AIM OF THE EXERCISE: This exercise calls for all the entries that follow to be set down exactly, without their images.

DATA FOR PROCESSING:
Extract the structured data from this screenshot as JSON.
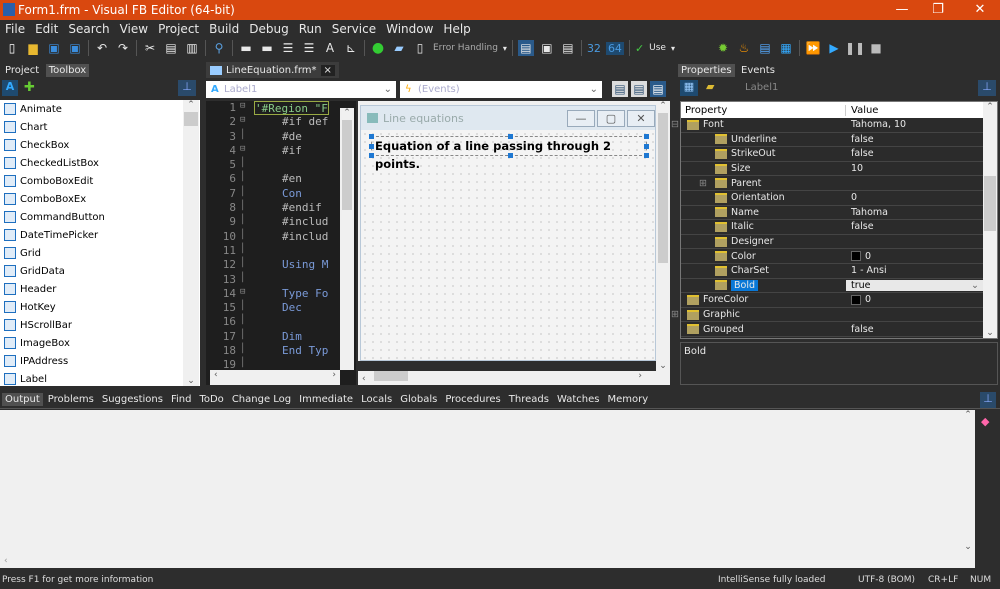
{
  "window": {
    "title": "Form1.frm - Visual FB Editor (64-bit)",
    "minimize": "—",
    "maximize": "❐",
    "close": "✕"
  },
  "menu": [
    "File",
    "Edit",
    "Search",
    "View",
    "Project",
    "Build",
    "Debug",
    "Run",
    "Service",
    "Window",
    "Help"
  ],
  "toolbar": {
    "error_handling": "Error Handling",
    "bit32": "32",
    "bit64": "64",
    "use": "Use"
  },
  "left_tabs": [
    "Project",
    "Toolbox"
  ],
  "toolbox": [
    "Animate",
    "Chart",
    "CheckBox",
    "CheckedListBox",
    "ComboBoxEdit",
    "ComboBoxEx",
    "CommandButton",
    "DateTimePicker",
    "Grid",
    "GridData",
    "Header",
    "HotKey",
    "HScrollBar",
    "ImageBox",
    "IPAddress",
    "Label"
  ],
  "editor": {
    "tab": "LineEquation.frm*",
    "control_combo": "Label1",
    "events_combo": "(Events)",
    "lines": [
      [
        "1",
        "'#Region \"F"
      ],
      [
        "2",
        "#if def"
      ],
      [
        "3",
        "    #de"
      ],
      [
        "4",
        "    #if"
      ],
      [
        "5",
        ""
      ],
      [
        "6",
        "    #en"
      ],
      [
        "7",
        "    Con"
      ],
      [
        "8",
        "#endif"
      ],
      [
        "9",
        "#includ"
      ],
      [
        "10",
        "#includ"
      ],
      [
        "11",
        ""
      ],
      [
        "12",
        "Using M"
      ],
      [
        "13",
        ""
      ],
      [
        "14",
        "Type Fo"
      ],
      [
        "15",
        "    Dec"
      ],
      [
        "16",
        ""
      ],
      [
        "17",
        "    Dim"
      ],
      [
        "18",
        "End Typ"
      ],
      [
        "19",
        ""
      ]
    ]
  },
  "form": {
    "title": "Line equations",
    "label_text": "Equation of a line passing through 2 points."
  },
  "properties": {
    "tabs": [
      "Properties",
      "Events"
    ],
    "object": "Label1",
    "header": [
      "Property",
      "Value"
    ],
    "rows": [
      {
        "name": "Font",
        "value": "Tahoma, 10",
        "level": 0,
        "expander": "⊟"
      },
      {
        "name": "Underline",
        "value": "false",
        "level": 1
      },
      {
        "name": "StrikeOut",
        "value": "false",
        "level": 1
      },
      {
        "name": "Size",
        "value": "10",
        "level": 1
      },
      {
        "name": "Parent",
        "value": "",
        "level": 1,
        "expander": "⊞"
      },
      {
        "name": "Orientation",
        "value": "0",
        "level": 1
      },
      {
        "name": "Name",
        "value": "Tahoma",
        "level": 1
      },
      {
        "name": "Italic",
        "value": "false",
        "level": 1
      },
      {
        "name": "Designer",
        "value": "",
        "level": 1
      },
      {
        "name": "Color",
        "value": "0",
        "level": 1,
        "swatch": "#000000"
      },
      {
        "name": "CharSet",
        "value": "1 - Ansi",
        "level": 1
      },
      {
        "name": "Bold",
        "value": "true",
        "level": 1,
        "selected": true
      },
      {
        "name": "ForeColor",
        "value": "0",
        "level": 0,
        "swatch": "#000000"
      },
      {
        "name": "Graphic",
        "value": "",
        "level": 0,
        "expander": "⊞"
      },
      {
        "name": "Grouped",
        "value": "false",
        "level": 0
      }
    ],
    "description": "Bold"
  },
  "bottom_tabs": [
    "Output",
    "Problems",
    "Suggestions",
    "Find",
    "ToDo",
    "Change Log",
    "Immediate",
    "Locals",
    "Globals",
    "Procedures",
    "Threads",
    "Watches",
    "Memory"
  ],
  "status": {
    "help": "Press F1 for get more information",
    "intellisense": "IntelliSense fully loaded",
    "encoding": "UTF-8 (BOM)",
    "eol": "CR+LF",
    "num": "NUM"
  },
  "colors": {
    "title_bar": "#d9480f",
    "selection": "#0a78d7"
  }
}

TASK OUTPUT:
Extract the structured data from this screenshot as JSON.
{
  "window": {
    "title": "Form1.frm - Visual FB Editor (64-bit)",
    "minimize": "—",
    "maximize": "❐",
    "close": "✕"
  },
  "menu": [
    "File",
    "Edit",
    "Search",
    "View",
    "Project",
    "Build",
    "Debug",
    "Run",
    "Service",
    "Window",
    "Help"
  ],
  "toolbar": {
    "error_handling": "Error Handling",
    "bit32": "32",
    "bit64": "64",
    "use": "Use"
  },
  "left_tabs": [
    "Project",
    "Toolbox"
  ],
  "toolbox": [
    "Animate",
    "Chart",
    "CheckBox",
    "CheckedListBox",
    "ComboBoxEdit",
    "ComboBoxEx",
    "CommandButton",
    "DateTimePicker",
    "Grid",
    "GridData",
    "Header",
    "HotKey",
    "HScrollBar",
    "ImageBox",
    "IPAddress",
    "Label"
  ],
  "editor": {
    "tab": "LineEquation.frm*",
    "control_combo": "Label1",
    "events_combo": "(Events)",
    "lines": [
      [
        "1",
        "'#Region \"F"
      ],
      [
        "2",
        "#if def"
      ],
      [
        "3",
        "    #de"
      ],
      [
        "4",
        "    #if"
      ],
      [
        "5",
        ""
      ],
      [
        "6",
        "    #en"
      ],
      [
        "7",
        "    Con"
      ],
      [
        "8",
        "#endif"
      ],
      [
        "9",
        "#includ"
      ],
      [
        "10",
        "#includ"
      ],
      [
        "11",
        ""
      ],
      [
        "12",
        "Using M"
      ],
      [
        "13",
        ""
      ],
      [
        "14",
        "Type Fo"
      ],
      [
        "15",
        "    Dec"
      ],
      [
        "16",
        ""
      ],
      [
        "17",
        "    Dim"
      ],
      [
        "18",
        "End Typ"
      ],
      [
        "19",
        ""
      ]
    ]
  },
  "form": {
    "title": "Line equations",
    "label_text": "Equation of a line passing through 2 points."
  },
  "properties": {
    "tabs": [
      "Properties",
      "Events"
    ],
    "object": "Label1",
    "header": [
      "Property",
      "Value"
    ],
    "rows": [
      {
        "name": "Font",
        "value": "Tahoma, 10",
        "level": 0,
        "expander": "⊟"
      },
      {
        "name": "Underline",
        "value": "false",
        "level": 1
      },
      {
        "name": "StrikeOut",
        "value": "false",
        "level": 1
      },
      {
        "name": "Size",
        "value": "10",
        "level": 1
      },
      {
        "name": "Parent",
        "value": "",
        "level": 1,
        "expander": "⊞"
      },
      {
        "name": "Orientation",
        "value": "0",
        "level": 1
      },
      {
        "name": "Name",
        "value": "Tahoma",
        "level": 1
      },
      {
        "name": "Italic",
        "value": "false",
        "level": 1
      },
      {
        "name": "Designer",
        "value": "",
        "level": 1
      },
      {
        "name": "Color",
        "value": "0",
        "level": 1,
        "swatch": "#000000"
      },
      {
        "name": "CharSet",
        "value": "1 - Ansi",
        "level": 1
      },
      {
        "name": "Bold",
        "value": "true",
        "level": 1,
        "selected": true
      },
      {
        "name": "ForeColor",
        "value": "0",
        "level": 0,
        "swatch": "#000000"
      },
      {
        "name": "Graphic",
        "value": "",
        "level": 0,
        "expander": "⊞"
      },
      {
        "name": "Grouped",
        "value": "false",
        "level": 0
      }
    ],
    "description": "Bold"
  },
  "bottom_tabs": [
    "Output",
    "Problems",
    "Suggestions",
    "Find",
    "ToDo",
    "Change Log",
    "Immediate",
    "Locals",
    "Globals",
    "Procedures",
    "Threads",
    "Watches",
    "Memory"
  ],
  "status": {
    "help": "Press F1 for get more information",
    "intellisense": "IntelliSense fully loaded",
    "encoding": "UTF-8 (BOM)",
    "eol": "CR+LF",
    "num": "NUM"
  },
  "colors": {
    "title_bar": "#d9480f",
    "selection": "#0a78d7"
  }
}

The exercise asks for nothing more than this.